In daily habits, Marley and Jobs were both: vegetarians, non-alcoholic and cannabis users. In an interview with the Department of Defense, Jobs went on record saying that the last time he got “high” was in 1977. Jobs explained cannabis helped him relax and made him more creative. For Marley, cannabis use was a spiritual lubricant advocated by Rastafarian beliefs. And neither were exemplary in some aspect of personal conduct. But abrasive relationships didn’t seem to diminish the wonderment of their accomplishments.
For Job’s, a college dropout, the science behind computer programming was never an interest because it required formal education. He had a passion for calligraphy during his short time at Reed College because it was, “artistically subtle in a way science can’t capture,” according to Jobs. In a similar vein, Marley said, “Reggae music is a people music. Reggae music is news. Is news about your own self, your own history, things that they wouldn’t teach you in a school…”
Neither Marley nor Jobs had their biological fathers present in their lives. In fact, their fathers came from faraway places and from different cultures – and this “mixed blood” impacted their identities as coming from poverty, exile, and dislocation and from the margins of society. Bob Marley’s father, Norval Marley, was a white Jamaican originally from Sussex, England, whose family claimed Syrian Jewish origins. Steve Jobs’ father, Abdulfattah “John” Jandali, grew up in Homs, Syria and was born into an Arab Muslim household. In an amazing twist of fate, Jobs was a customer at a Mediterranean restaurant in San Jose, CA without realizing that it was owned by his biological father. The two met on a casual basis, and later, through Job’s sister, Mona Simpson, he learned the man at the restaurant was his biological father. “It was amazing,” Jobs later said of the revelation. “I had been to that restaurant a few times, and I remember meeting the owner. He was Syrian. Balding. We shook hands.”
Finally, both Marley and Jobs fathered children out of wedlock.
No artist, religious leader or technologist can have a global impact without fulfilling a basic need or urge in people who are willing to receive it. So perhaps the question about the connection between Marley and Jobs has more to do with “why” than “what” makes them such a powerful force years after their deaths. Could it be that feelings of oppression (mental slavery), loss of identity and dislocation resonate with millions of people?
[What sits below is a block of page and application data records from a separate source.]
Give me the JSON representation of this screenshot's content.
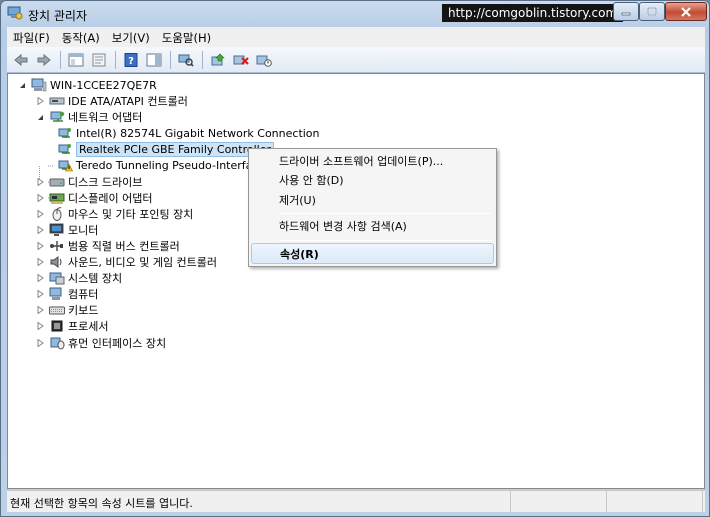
{
  "window": {
    "title": "장치 관리자",
    "watermark": "http://comgoblin.tistory.com"
  },
  "menu": [
    {
      "label": "파일(F)"
    },
    {
      "label": "동작(A)"
    },
    {
      "label": "보기(V)"
    },
    {
      "label": "도움말(H)"
    }
  ],
  "toolbar": {
    "buttons": [
      "back-arrow-icon",
      "forward-arrow-icon",
      "console-tree-icon",
      "properties-sheet-icon",
      "help-icon",
      "action-pane-icon",
      "scan-hardware-icon",
      "update-driver-icon",
      "uninstall-device-icon",
      "disable-device-icon"
    ]
  },
  "tree": {
    "root": "WIN-1CCEE27QE7R",
    "items": [
      {
        "label": "IDE ATA/ATAPI 컨트롤러",
        "level": 1,
        "expander": "collapsed",
        "icon": "ide-controller-icon"
      },
      {
        "label": "네트워크 어댑터",
        "level": 1,
        "expander": "expanded",
        "icon": "network-adapter-icon"
      },
      {
        "label": "Intel(R) 82574L Gigabit Network Connection",
        "level": 2,
        "expander": "none",
        "icon": "network-card-icon"
      },
      {
        "label": "Realtek PCIe GBE Family Controller",
        "level": 2,
        "expander": "none",
        "icon": "network-card-icon",
        "selected": true
      },
      {
        "label": "Teredo Tunneling Pseudo-Interface",
        "level": 2,
        "expander": "none",
        "icon": "network-card-warning-icon"
      },
      {
        "label": "디스크 드라이브",
        "level": 1,
        "expander": "collapsed",
        "icon": "disk-drive-icon"
      },
      {
        "label": "디스플레이 어댑터",
        "level": 1,
        "expander": "collapsed",
        "icon": "display-adapter-icon"
      },
      {
        "label": "마우스 및 기타 포인팅 장치",
        "level": 1,
        "expander": "collapsed",
        "icon": "mouse-icon"
      },
      {
        "label": "모니터",
        "level": 1,
        "expander": "collapsed",
        "icon": "monitor-icon"
      },
      {
        "label": "범용 직렬 버스 컨트롤러",
        "level": 1,
        "expander": "collapsed",
        "icon": "usb-icon"
      },
      {
        "label": "사운드, 비디오 및 게임 컨트롤러",
        "level": 1,
        "expander": "collapsed",
        "icon": "sound-icon"
      },
      {
        "label": "시스템 장치",
        "level": 1,
        "expander": "collapsed",
        "icon": "system-device-icon"
      },
      {
        "label": "컴퓨터",
        "level": 1,
        "expander": "collapsed",
        "icon": "computer-icon"
      },
      {
        "label": "키보드",
        "level": 1,
        "expander": "collapsed",
        "icon": "keyboard-icon"
      },
      {
        "label": "프로세서",
        "level": 1,
        "expander": "collapsed",
        "icon": "processor-icon"
      },
      {
        "label": "휴먼 인터페이스 장치",
        "level": 1,
        "expander": "collapsed",
        "icon": "hid-icon"
      }
    ]
  },
  "context_menu": {
    "items": [
      {
        "label": "드라이버 소프트웨어 업데이트(P)...",
        "type": "item"
      },
      {
        "label": "사용 안 함(D)",
        "type": "item"
      },
      {
        "label": "제거(U)",
        "type": "item"
      },
      {
        "type": "separator"
      },
      {
        "label": "하드웨어 변경 사항 검색(A)",
        "type": "item"
      },
      {
        "type": "separator"
      },
      {
        "label": "속성(R)",
        "type": "item",
        "highlighted": true,
        "bold": true
      }
    ]
  },
  "status": {
    "text": "현재 선택한 항목의 속성 시트를 엽니다."
  },
  "colors": {
    "selection": "#cde4f7",
    "menu_highlight": "#dbe9f9",
    "close_button": "#c44b34"
  }
}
Today there is one glaring global force implicated in mass negative feelings. A new study has confirmed that Facebook use is negatively associated with overall well-being (eroding self-esteem among other issues). And in what is likely a breach of Australian law, Facebook denied and then apologized for revelations about its marketing plans to sell advertising to vulnerable youths who “need a confidence boost” from well-timed marketing messages – like when they feel “worthless” and “insecure.” The Australian obtained internal documents from the social media giant that reportedly show how Facebook can exploit the moods and insecurities of teenagers for the benefit of advertisers.
So the next time you hear a Bob Marley song or see the Apple logo appear on your new iPhone, remember that the positive emotions you feel at that moment (easy laughing, elation and heightened awareness) emanate from a cosmic force created for your liberation, creativity and redemption.